Guardians of The Galaxy was one of the most popular films of last year, but considering how crazy we all went for the ragtag bunch of intergalactic misfits there’s shockingly little official merchandise available. I needed Star-Lord’s Orb for a cosplay and put together this tutorial for anyone who wants to have a go at making one themselves. They make excellent party bag favors and are incredibly fast and cheap to make.
What you need:
- A Polystyrene Ball (the Orb should fit comfortably in your hand so consider whether you are making one for a child or an adult when choosing what diameter ball to purchase, mine was three inches in diameter)
- A Hot Glue Gun and Glue Sticks (I used three sticks to cover my ball)
- Black and Silver Paints (grey optional)—I used a mix of acrylic and enamel
Completed within one day including drying time (approximately 1-2 hours work)
$1 – $12 depending on supplies already owned
Heat up your glue gun and use it to draw random patterns and swirls all over the surface of the ball. I suggest impaling the ball on a long needle (an old fashioned hatpin works well if you have one) to avoid accidentally putting your hand on the hot glue before it dries—not only is this painful but you will end up with fingerprints as part of your design which will become very noticeable at step four. Be as haphazard as you can, then leave the glue to dry and cool completely.

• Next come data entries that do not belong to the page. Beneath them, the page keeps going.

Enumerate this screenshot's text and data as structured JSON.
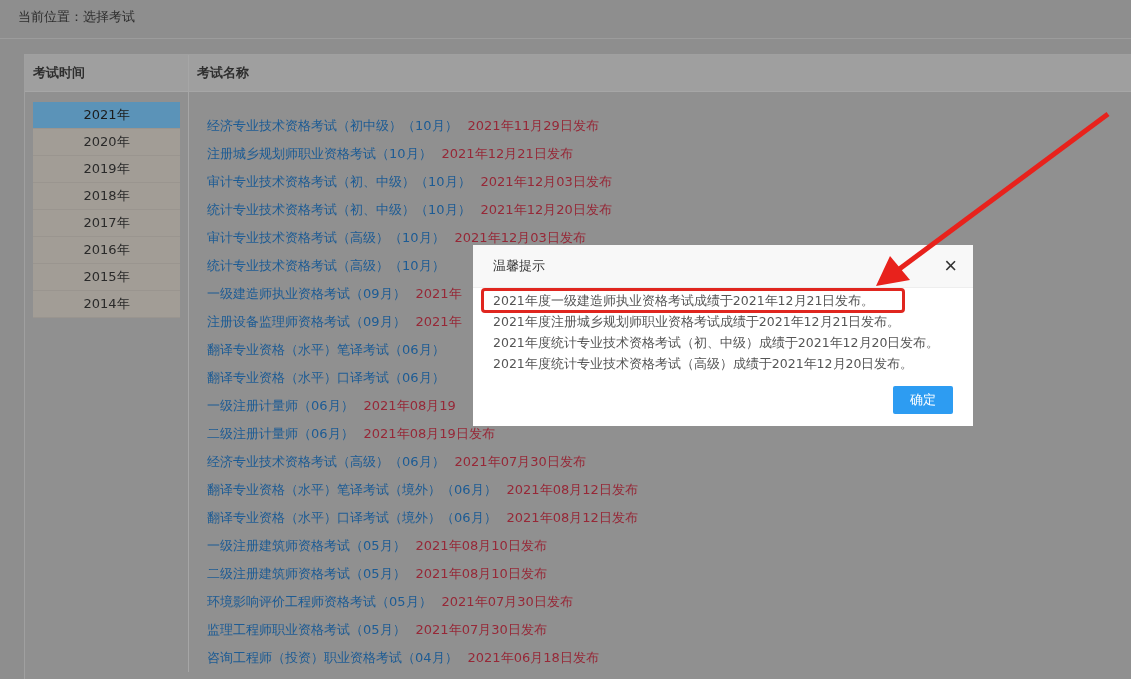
{
  "breadcrumb": "当前位置：选择考试",
  "table": {
    "columns": [
      "考试时间",
      "考试名称"
    ],
    "years": [
      {
        "label": "2021年",
        "selected": true
      },
      {
        "label": "2020年",
        "selected": false
      },
      {
        "label": "2019年",
        "selected": false
      },
      {
        "label": "2018年",
        "selected": false
      },
      {
        "label": "2017年",
        "selected": false
      },
      {
        "label": "2016年",
        "selected": false
      },
      {
        "label": "2015年",
        "selected": false
      },
      {
        "label": "2014年",
        "selected": false
      }
    ],
    "exams": [
      {
        "name": "经济专业技术资格考试（初中级）（10月）",
        "date": "2021年11月29日发布"
      },
      {
        "name": "注册城乡规划师职业资格考试（10月）",
        "date": "2021年12月21日发布"
      },
      {
        "name": "审计专业技术资格考试（初、中级）（10月）",
        "date": "2021年12月03日发布"
      },
      {
        "name": "统计专业技术资格考试（初、中级）（10月）",
        "date": "2021年12月20日发布"
      },
      {
        "name": "审计专业技术资格考试（高级）（10月）",
        "date": "2021年12月03日发布"
      },
      {
        "name": "统计专业技术资格考试（高级）（10月）"
      },
      {
        "name": "一级建造师执业资格考试（09月）",
        "date": "2021年"
      },
      {
        "name": "注册设备监理师资格考试（09月）",
        "date": "2021年"
      },
      {
        "name": "翻译专业资格（水平）笔译考试（06月）"
      },
      {
        "name": "翻译专业资格（水平）口译考试（06月）"
      },
      {
        "name": "一级注册计量师（06月）",
        "date": "2021年08月19"
      },
      {
        "name": "二级注册计量师（06月）",
        "date": "2021年08月19日发布"
      },
      {
        "name": "经济专业技术资格考试（高级）（06月）",
        "date": "2021年07月30日发布"
      },
      {
        "name": "翻译专业资格（水平）笔译考试（境外）（06月）",
        "date": "2021年08月12日发布"
      },
      {
        "name": "翻译专业资格（水平）口译考试（境外）（06月）",
        "date": "2021年08月12日发布"
      },
      {
        "name": "一级注册建筑师资格考试（05月）",
        "date": "2021年08月10日发布"
      },
      {
        "name": "二级注册建筑师资格考试（05月）",
        "date": "2021年08月10日发布"
      },
      {
        "name": "环境影响评价工程师资格考试（05月）",
        "date": "2021年07月30日发布"
      },
      {
        "name": "监理工程师职业资格考试（05月）",
        "date": "2021年07月30日发布"
      },
      {
        "name": "咨询工程师（投资）职业资格考试（04月）",
        "date": "2021年06月18日发布"
      }
    ]
  },
  "dialog": {
    "title": "温馨提示",
    "close": "×",
    "messages": [
      {
        "text": "2021年度一级建造师执业资格考试成绩于2021年12月21日发布。",
        "highlighted": true
      },
      {
        "text": "2021年度注册城乡规划师职业资格考试成绩于2021年12月21日发布。",
        "highlighted": false
      },
      {
        "text": "2021年度统计专业技术资格考试（初、中级）成绩于2021年12月20日发布。",
        "highlighted": false
      },
      {
        "text": "2021年度统计专业技术资格考试（高级）成绩于2021年12月20日发布。",
        "highlighted": false
      }
    ],
    "confirm": "确定"
  }
}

Paint the whole thing black. Take your time on this step and make sure you get into every crevice around the glue, any white spots will be really obvious later on. Leave the Orb to dry completely making sure it is elevated from the surface to avoid the paint sticking it down. You can do this either by sticking a needle or hatpin in it to hold it up and away from the surface, or by painting it in two halves and allowing the first to dry completely before starting the second.
Step Three (optional):
Dry-brush on some dark grey paint; I used a gun metal enamel I’d been using on a cosplay shotgun. The grey adds some texture to the surface of the ball giving it a slightly metallic appearance, and it also helps give the impression of more depth. The grey can also help to reduce the shine from the black undercoat if you have any.
Carefully brush the silver onto the raised glue only. I used a rub on metallic highlighter from my scrapbooking stash that is applied with the fingertip to help me be more precise with where I applied the color. You could either use a paintbrush or dip a kitchen paper in the paint and rub it on with that. However you choose to do it, take your time and work slowly. I suggest listening to an awesome mix tape while you work. My silver highlighter naturally rubbed off somewhat after its initial application but I found that it added to the worn look of the Orb. If yours wears off too much after handling, just add another coat to liven it up again.
That’s it, you now have an Orb! Sadly this one doesn’t open to reveal a universe-changing Infinity Stone (perhaps I’ll modify this build in the future to make it open up) but it makes a great, lightweight prop. Mine cost under $1 to make because I already owned all of the paints and the glue gun but even if you have to purchase everything, you still won’t break the bank. If I made another I would make my glue gun lines wider and have them covering more of the surface, but I am very happy with my Orb which now sits proudly beside my fake vintage Walkman.
Let us know how yours turns out if you decide to have a go.